by Bobinwales
Sun Mar 06, 2005 8:17 pm
Forum: Word Origins and Meanings
Topic: tool (the person)
Replies: 2
Views: 1070

tool (the person)

I await erudite theories by others more learned, but I will point out that “tool” is yet one more euphemism for penis, and as far as I know no-one called by any one of those myriad terms is ever being called clever.
by Bobinwales
Fri Mar 04, 2005 9:14 am
Forum: Word Origins and Meanings
Topic: baby blues
Replies: 11
Views: 2052

baby blues

Could it be that colours are used to describe emotions generally in English? Green with envy, seeing red, black mood, etc. I was surprised that the expressions, blue and blues, are so old, and came from the UK in the first place. Nowadays it might be said that someone was feeling a bit blue, but bey...
by Bobinwales
Thu Mar 03, 2005 10:28 am
Forum: Word Origins and Meanings
Topic: baby blues
Replies: 11
Views: 2052

baby blues

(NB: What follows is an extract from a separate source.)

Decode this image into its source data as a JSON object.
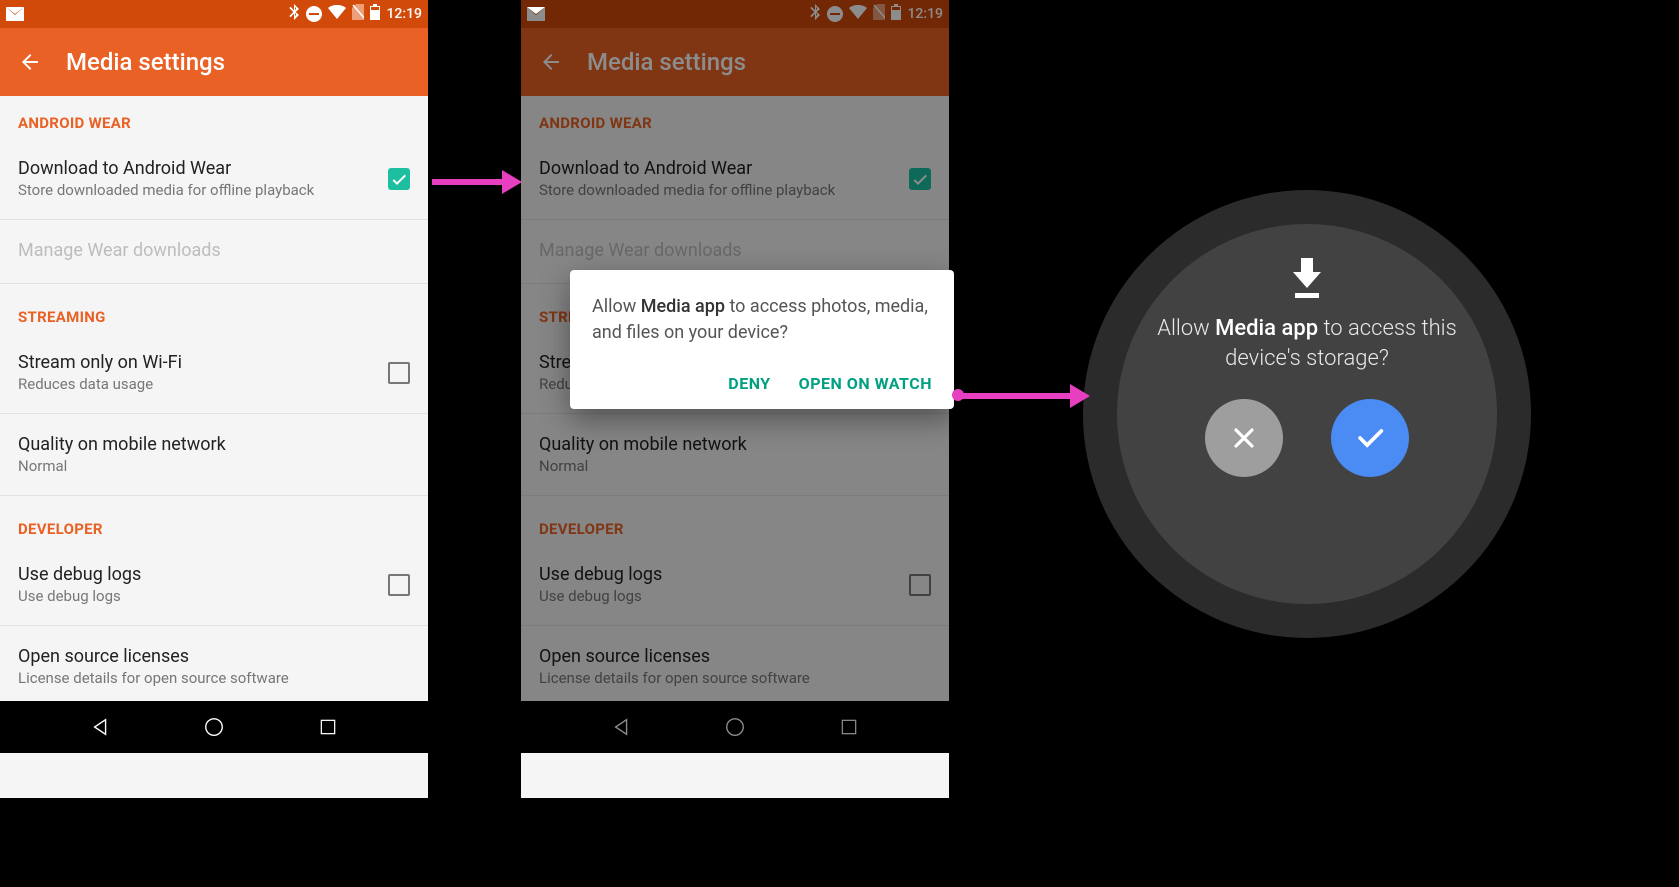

I would not use the phrase for family and friends. I could possibly say that a neighbour has the baby blues, but if I am speaking of someone close, I would be more likely to use the more formal “post natal depression”. “Baby blues” just does not sound like an illness somehow; in fact, “blues” is har...